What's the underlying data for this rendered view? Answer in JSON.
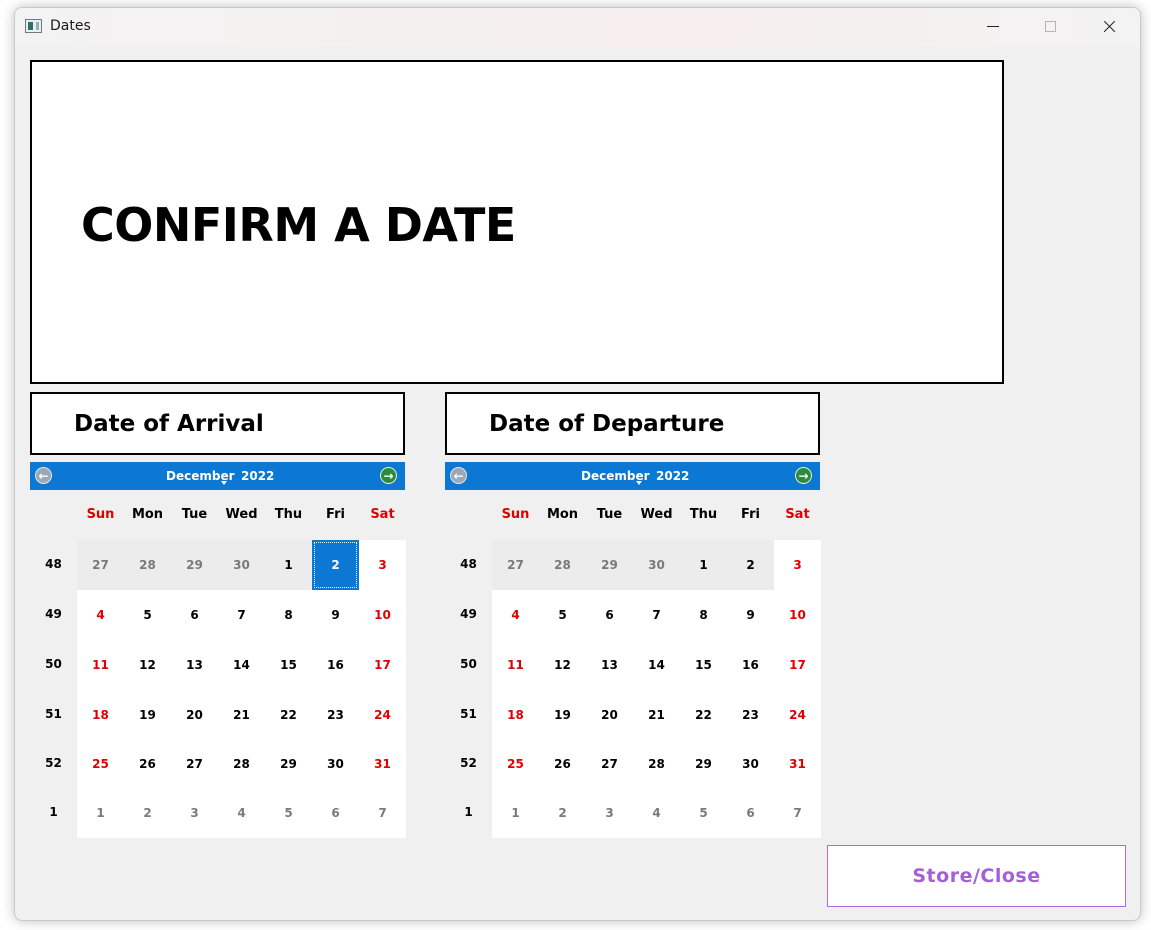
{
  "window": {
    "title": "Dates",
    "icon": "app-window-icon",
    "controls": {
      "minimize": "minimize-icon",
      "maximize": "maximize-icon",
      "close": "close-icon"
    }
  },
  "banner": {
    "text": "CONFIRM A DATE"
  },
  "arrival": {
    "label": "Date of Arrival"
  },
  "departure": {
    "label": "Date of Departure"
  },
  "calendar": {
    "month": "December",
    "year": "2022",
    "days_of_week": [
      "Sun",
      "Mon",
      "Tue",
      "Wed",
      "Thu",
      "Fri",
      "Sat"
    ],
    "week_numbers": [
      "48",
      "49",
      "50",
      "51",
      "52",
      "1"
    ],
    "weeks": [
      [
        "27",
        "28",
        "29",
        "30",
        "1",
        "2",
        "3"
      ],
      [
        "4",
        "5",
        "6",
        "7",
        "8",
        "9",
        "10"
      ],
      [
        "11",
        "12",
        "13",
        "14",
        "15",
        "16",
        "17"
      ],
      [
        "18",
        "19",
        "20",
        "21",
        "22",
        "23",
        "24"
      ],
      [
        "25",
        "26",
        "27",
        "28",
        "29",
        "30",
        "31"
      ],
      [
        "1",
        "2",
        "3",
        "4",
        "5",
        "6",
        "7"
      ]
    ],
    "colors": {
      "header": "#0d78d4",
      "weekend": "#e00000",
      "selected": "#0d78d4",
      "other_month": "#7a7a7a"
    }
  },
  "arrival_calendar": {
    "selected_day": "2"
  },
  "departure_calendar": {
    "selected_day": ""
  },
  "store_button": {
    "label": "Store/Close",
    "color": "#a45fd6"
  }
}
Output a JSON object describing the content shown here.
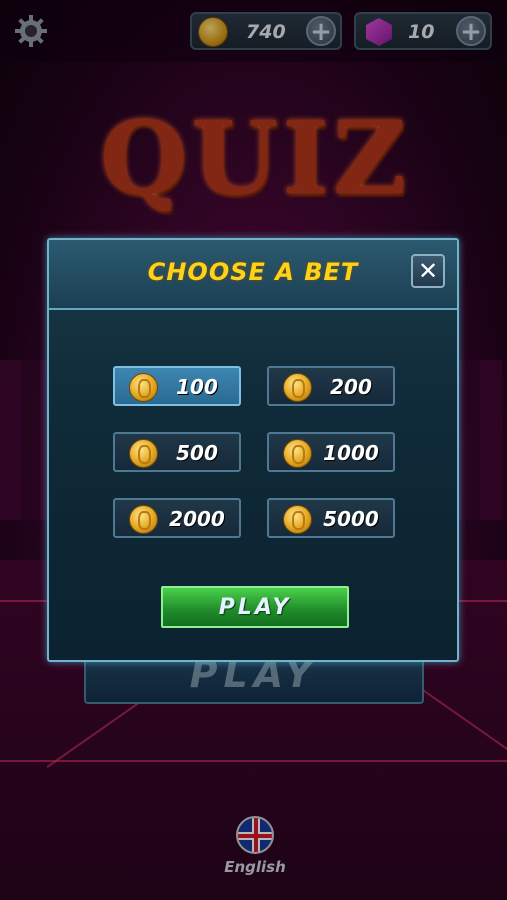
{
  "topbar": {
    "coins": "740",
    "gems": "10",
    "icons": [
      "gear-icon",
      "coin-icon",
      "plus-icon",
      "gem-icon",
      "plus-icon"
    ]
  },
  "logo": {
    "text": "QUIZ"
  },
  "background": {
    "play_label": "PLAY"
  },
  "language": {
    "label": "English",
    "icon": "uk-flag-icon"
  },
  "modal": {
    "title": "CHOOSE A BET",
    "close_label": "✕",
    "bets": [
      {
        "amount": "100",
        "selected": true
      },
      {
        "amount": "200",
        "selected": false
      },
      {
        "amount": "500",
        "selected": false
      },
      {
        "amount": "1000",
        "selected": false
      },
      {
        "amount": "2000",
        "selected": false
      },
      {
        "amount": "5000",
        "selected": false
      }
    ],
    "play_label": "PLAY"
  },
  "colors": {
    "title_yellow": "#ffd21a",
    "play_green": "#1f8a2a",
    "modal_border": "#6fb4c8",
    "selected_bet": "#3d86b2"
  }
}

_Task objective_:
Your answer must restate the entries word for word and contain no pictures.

_Reply to the task_:
What's the underlying data for this rendered view? Answer in JSON.
{
  "window": {
    "title": "Dates",
    "icon": "app-window-icon",
    "controls": {
      "minimize": "minimize-icon",
      "maximize": "maximize-icon",
      "close": "close-icon"
    }
  },
  "banner": {
    "text": "CONFIRM A DATE"
  },
  "arrival": {
    "label": "Date of Arrival"
  },
  "departure": {
    "label": "Date of Departure"
  },
  "calendar": {
    "month": "December",
    "year": "2022",
    "days_of_week": [
      "Sun",
      "Mon",
      "Tue",
      "Wed",
      "Thu",
      "Fri",
      "Sat"
    ],
    "week_numbers": [
      "48",
      "49",
      "50",
      "51",
      "52",
      "1"
    ],
    "weeks": [
      [
        "27",
        "28",
        "29",
        "30",
        "1",
        "2",
        "3"
      ],
      [
        "4",
        "5",
        "6",
        "7",
        "8",
        "9",
        "10"
      ],
      [
        "11",
        "12",
        "13",
        "14",
        "15",
        "16",
        "17"
      ],
      [
        "18",
        "19",
        "20",
        "21",
        "22",
        "23",
        "24"
      ],
      [
        "25",
        "26",
        "27",
        "28",
        "29",
        "30",
        "31"
      ],
      [
        "1",
        "2",
        "3",
        "4",
        "5",
        "6",
        "7"
      ]
    ],
    "colors": {
      "header": "#0d78d4",
      "weekend": "#e00000",
      "selected": "#0d78d4",
      "other_month": "#7a7a7a"
    }
  },
  "arrival_calendar": {
    "selected_day": "2"
  },
  "departure_calendar": {
    "selected_day": ""
  },
  "store_button": {
    "label": "Store/Close",
    "color": "#a45fd6"
  }
}
Output a JSON object describing the content shown here.
{
  "topbar": {
    "coins": "740",
    "gems": "10",
    "icons": [
      "gear-icon",
      "coin-icon",
      "plus-icon",
      "gem-icon",
      "plus-icon"
    ]
  },
  "logo": {
    "text": "QUIZ"
  },
  "background": {
    "play_label": "PLAY"
  },
  "language": {
    "label": "English",
    "icon": "uk-flag-icon"
  },
  "modal": {
    "title": "CHOOSE A BET",
    "close_label": "✕",
    "bets": [
      {
        "amount": "100",
        "selected": true
      },
      {
        "amount": "200",
        "selected": false
      },
      {
        "amount": "500",
        "selected": false
      },
      {
        "amount": "1000",
        "selected": false
      },
      {
        "amount": "2000",
        "selected": false
      },
      {
        "amount": "5000",
        "selected": false
      }
    ],
    "play_label": "PLAY"
  },
  "colors": {
    "title_yellow": "#ffd21a",
    "play_green": "#1f8a2a",
    "modal_border": "#6fb4c8",
    "selected_bet": "#3d86b2"
  }
}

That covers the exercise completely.